Now ace blogger Possum Comitatus has been burning the midnight oil to analyse the numbers. He concludes that the fire risk associated with home insulation is much safer now than it was before Peter Garrett introduced the Home Insulation Program.
Prior to this initiative, the industry did 65,000 installations per year and experienced 85 fires per year. However under the program, there were over 1.2 million installs per year and 197 fires.
Thus the annual rate of fires associated with installation of insulation fell from 1.3 per thousand installs to just 0.16. For all its shortcomings, the program nevertheless led to improvements in the industry in relation to fire risk.
The Federal Government prefers to let sleeping dogs lie rather than claim any credit for the program’s successes. That’s not surprising given this statement by Opposition environment spokesman, Greg Hunt:
It is not worth one house fire; it was certainly not worth one life.

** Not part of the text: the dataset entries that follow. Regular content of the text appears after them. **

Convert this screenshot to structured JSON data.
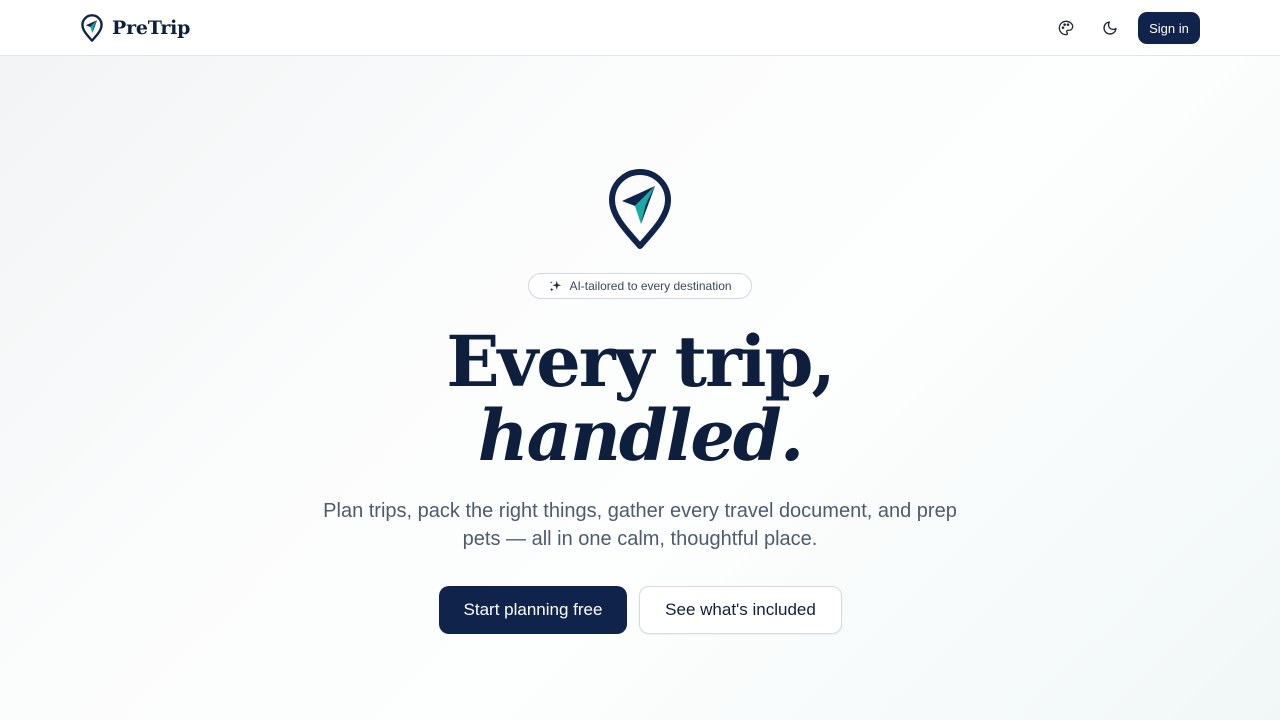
{
  "header": {
    "brand_name": "PreTrip",
    "brand_logo_icon": "map-pin-paper-plane-icon",
    "theme_icon": "palette-icon",
    "dark_mode_icon": "moon-icon",
    "signin_label": "Sign in"
  },
  "hero": {
    "logo_icon": "map-pin-paper-plane-icon",
    "badge_icon": "sparkles-icon",
    "badge_text": "AI-tailored to every destination",
    "headline_line1": "Every trip,",
    "headline_line2": "handled.",
    "subtitle": "Plan trips, pack the right things, gather every travel document, and prep pets — all in one calm, thoughtful place.",
    "primary_cta": "Start planning free",
    "secondary_cta": "See what's included"
  },
  "colors": {
    "navy": "#10234a",
    "teal": "#1aa9a6",
    "text_muted": "#4e5b6d"
  }
}
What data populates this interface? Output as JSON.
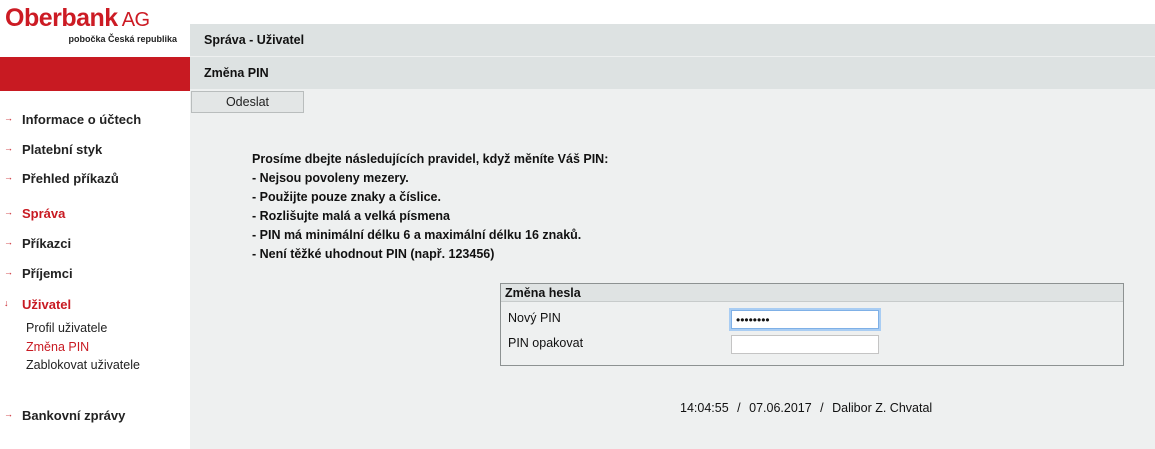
{
  "logo": {
    "name": "Oberbank",
    "suffix": "AG",
    "subtitle": "pobočka Česká republika"
  },
  "header": {
    "section": "Správa - Uživatel",
    "page": "Změna PIN"
  },
  "toolbar": {
    "submit_label": "Odeslat"
  },
  "nav": {
    "items": [
      {
        "label": "Informace o účtech",
        "arrow": "→"
      },
      {
        "label": "Platební styk",
        "arrow": "→"
      },
      {
        "label": "Přehled příkazů",
        "arrow": "→"
      },
      {
        "label": "Správa",
        "arrow": "→"
      },
      {
        "label": "Příkazci",
        "arrow": "→"
      },
      {
        "label": "Příjemci",
        "arrow": "→"
      },
      {
        "label": "Uživatel",
        "arrow": "↓"
      },
      {
        "label": "Bankovní zprávy",
        "arrow": "→"
      }
    ],
    "subitems": [
      {
        "label": "Profil uživatele"
      },
      {
        "label": "Změna PIN"
      },
      {
        "label": "Zablokovat uživatele"
      }
    ]
  },
  "rules": {
    "intro": "Prosíme dbejte následujících pravidel, když měníte Váš PIN:",
    "lines": [
      "- Nejsou povoleny mezery.",
      "- Použijte pouze znaky a číslice.",
      "- Rozlišujte malá a velká písmena",
      "- PIN má minimální délku 6 a maximální délku 16 znaků.",
      "- Není těžké uhodnout PIN (např. 123456)"
    ]
  },
  "form": {
    "title": "Změna hesla",
    "new_pin_label": "Nový PIN",
    "new_pin_value": "••••••••",
    "repeat_pin_label": "PIN opakovat",
    "repeat_pin_value": ""
  },
  "footer": {
    "time": "14:04:55",
    "date": "07.06.2017",
    "user": "Dalibor Z. Chvatal",
    "sep": "/"
  },
  "colors": {
    "brand_red": "#c81a22",
    "header_bg": "#dde2e2",
    "content_bg": "#eef0f0"
  }
}
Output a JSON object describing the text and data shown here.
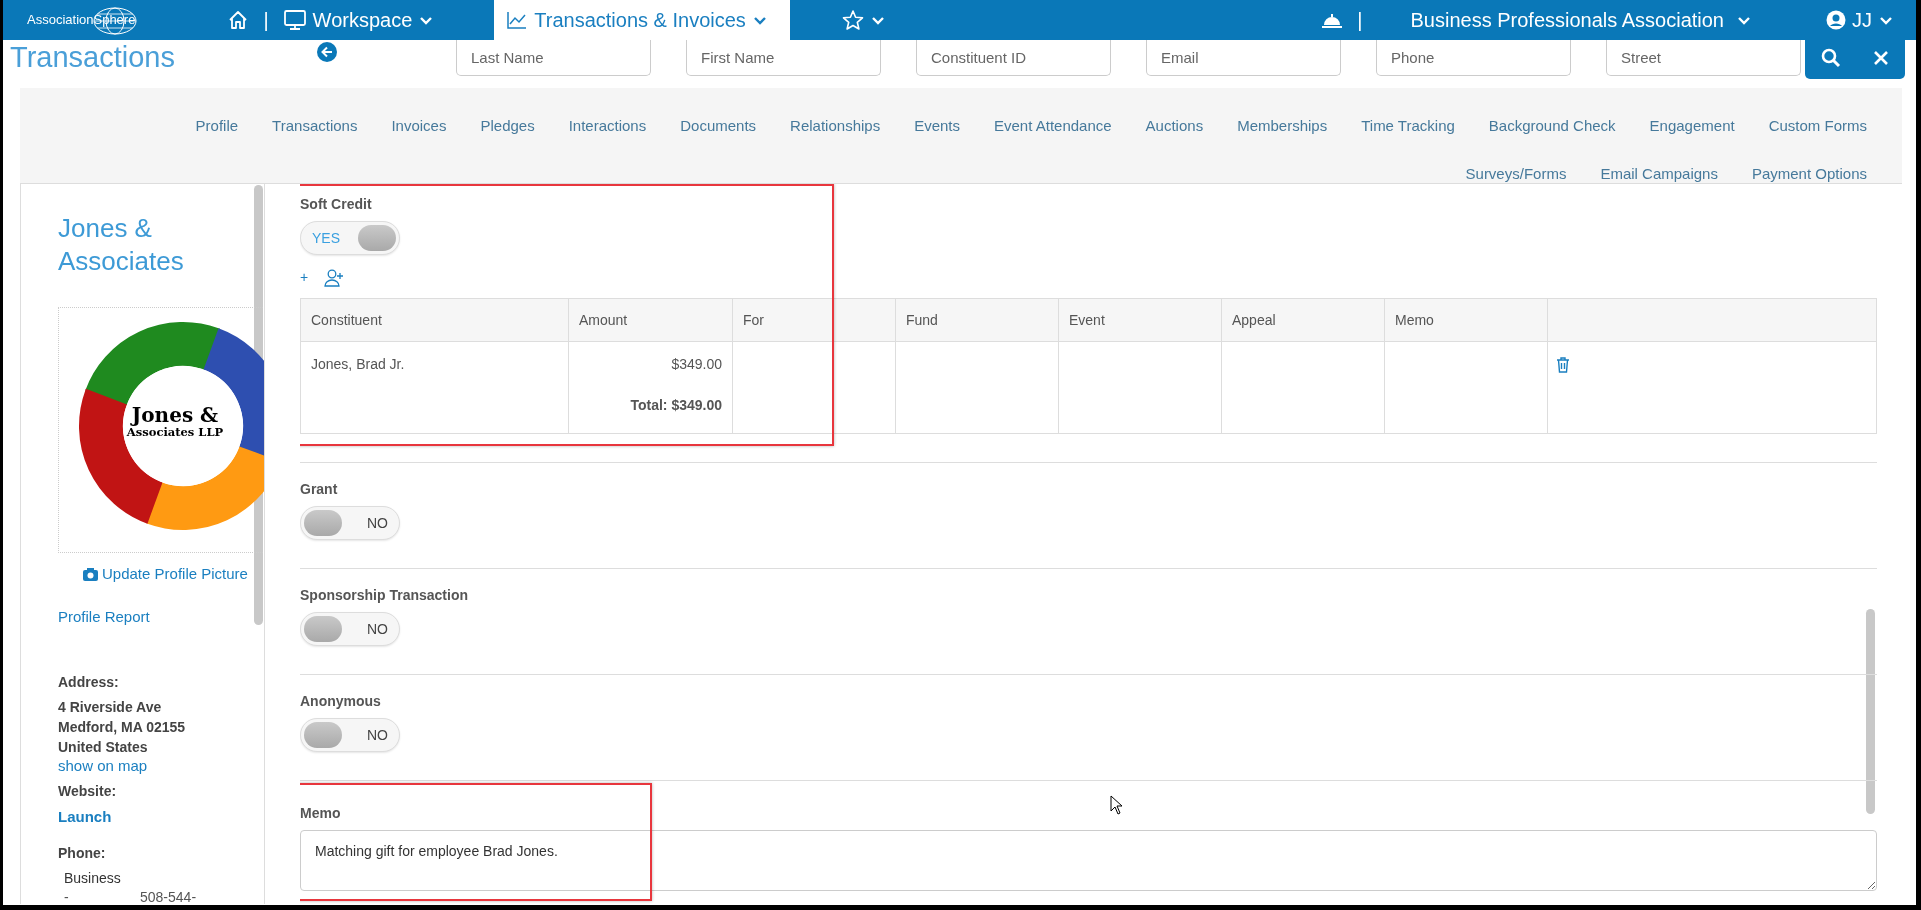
{
  "top_bar": {
    "logo": "AssociationSphere",
    "menus": [
      {
        "label": "Workspace",
        "selected": false
      },
      {
        "label": "Transactions & Invoices",
        "selected": true
      }
    ],
    "divider": "|",
    "organization": "Business Professionals Association",
    "user": "JJ"
  },
  "page_title": "Transactions",
  "search_fields": [
    {
      "placeholder": "Last Name"
    },
    {
      "placeholder": "First Name"
    },
    {
      "placeholder": "Constituent ID"
    },
    {
      "placeholder": "Email"
    },
    {
      "placeholder": "Phone"
    },
    {
      "placeholder": "Street"
    }
  ],
  "profile_tabs": [
    [
      {
        "label": "Profile",
        "selected": false
      },
      {
        "label": "Transactions",
        "selected": false
      },
      {
        "label": "Invoices",
        "selected": false
      },
      {
        "label": "Pledges",
        "selected": false
      },
      {
        "label": "Interactions",
        "selected": false
      },
      {
        "label": "Documents",
        "selected": false
      },
      {
        "label": "Relationships",
        "selected": false
      },
      {
        "label": "Events",
        "selected": false
      },
      {
        "label": "Event Attendance",
        "selected": false
      },
      {
        "label": "Auctions",
        "selected": false
      },
      {
        "label": "Memberships",
        "selected": false
      },
      {
        "label": "Time Tracking",
        "selected": false
      },
      {
        "label": "Background Check",
        "selected": false
      },
      {
        "label": "Engagement",
        "selected": false
      },
      {
        "label": "Custom Forms",
        "selected": false
      }
    ],
    [
      {
        "label": "Surveys/Forms",
        "selected": false
      },
      {
        "label": "Email Campaigns",
        "selected": false
      },
      {
        "label": "Payment Options",
        "selected": false
      }
    ]
  ],
  "sidebar": {
    "name": "Jones & Associates",
    "logo_lines": [
      "Jones &",
      "Associates LLP"
    ],
    "update_picture": "Update Profile Picture",
    "profile_report": "Profile Report",
    "address": {
      "label": "Address:",
      "lines": [
        "4 Riverside Ave",
        "Medford, MA 02155",
        "United States"
      ],
      "map_link": "show on map"
    },
    "website": {
      "label": "Website:",
      "link": "Launch"
    },
    "phone": {
      "label": "Phone:",
      "type": "Business",
      "dash": "-",
      "number": "508-544-"
    }
  },
  "sections": [
    {
      "kind": "toggle",
      "label": "Soft Credit",
      "on": true,
      "toggle_text": "YES",
      "highlighted": true,
      "table": {
        "add": "+",
        "columns": [
          "Constituent",
          "Amount",
          "For",
          "Fund",
          "Event",
          "Appeal",
          "Memo"
        ],
        "rows": [
          {
            "constituent": "Jones, Brad Jr.",
            "amount": "$349.00"
          }
        ],
        "total": "Total: $349.00"
      }
    },
    {
      "kind": "toggle",
      "label": "Grant",
      "on": false,
      "toggle_text": "NO",
      "highlighted": false
    },
    {
      "kind": "toggle",
      "label": "Sponsorship Transaction",
      "on": false,
      "toggle_text": "NO",
      "highlighted": false
    },
    {
      "kind": "toggle",
      "label": "Anonymous",
      "on": false,
      "toggle_text": "NO",
      "highlighted": false
    },
    {
      "kind": "textarea",
      "label": "Memo",
      "value": "Matching gift for employee Brad Jones.",
      "highlighted": true
    }
  ]
}
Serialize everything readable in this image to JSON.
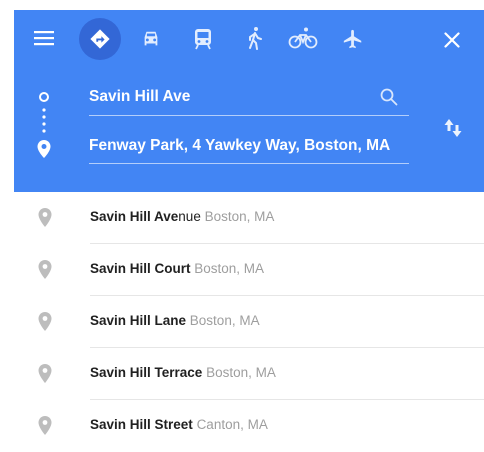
{
  "origin": {
    "value": "Savin Hill Ave"
  },
  "destination": {
    "value": "Fenway Park, 4 Yawkey Way, Boston, MA"
  },
  "suggestions": [
    {
      "match": "Savin Hill Ave",
      "rest": "nue",
      "locality": "Boston, MA"
    },
    {
      "match": "Savin Hill Court",
      "rest": "",
      "locality": "Boston, MA"
    },
    {
      "match": "Savin Hill Lane",
      "rest": "",
      "locality": "Boston, MA"
    },
    {
      "match": "Savin Hill Terrace",
      "rest": "",
      "locality": "Boston, MA"
    },
    {
      "match": "Savin Hill Street",
      "rest": "",
      "locality": "Canton, MA"
    }
  ],
  "icons": {
    "menu": "menu-icon",
    "modes": [
      "directions-icon",
      "car-icon",
      "transit-icon",
      "walk-icon",
      "bicycle-icon",
      "flight-icon"
    ],
    "close": "close-icon",
    "search": "search-icon",
    "swap": "swap-icon",
    "place": "place-icon"
  },
  "colors": {
    "header": "#4285f4",
    "active_mode": "#3367d6",
    "pin": "#bdbdbd"
  }
}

Anybody who implies that this program could in any way be considered successful should think very carefully about its human ramifications
Any loss of life is a tragedy but that shouldn’t prevent the benefits of this or any other program from being acknowledged along with the costs and the mistakes.Evidence of benefits doesn’t necessarily mean, of course, that the program was worthwhile overall – that would require a reasoned and detailed analysis of both the full range of costs and the full extent of benefits, as well as a comparison with other ways the objectives of reducing energy consumption might have been achieved.
It would however contribute to better policy-making if the Federal government were to conduct such an analysis and make the process and results public.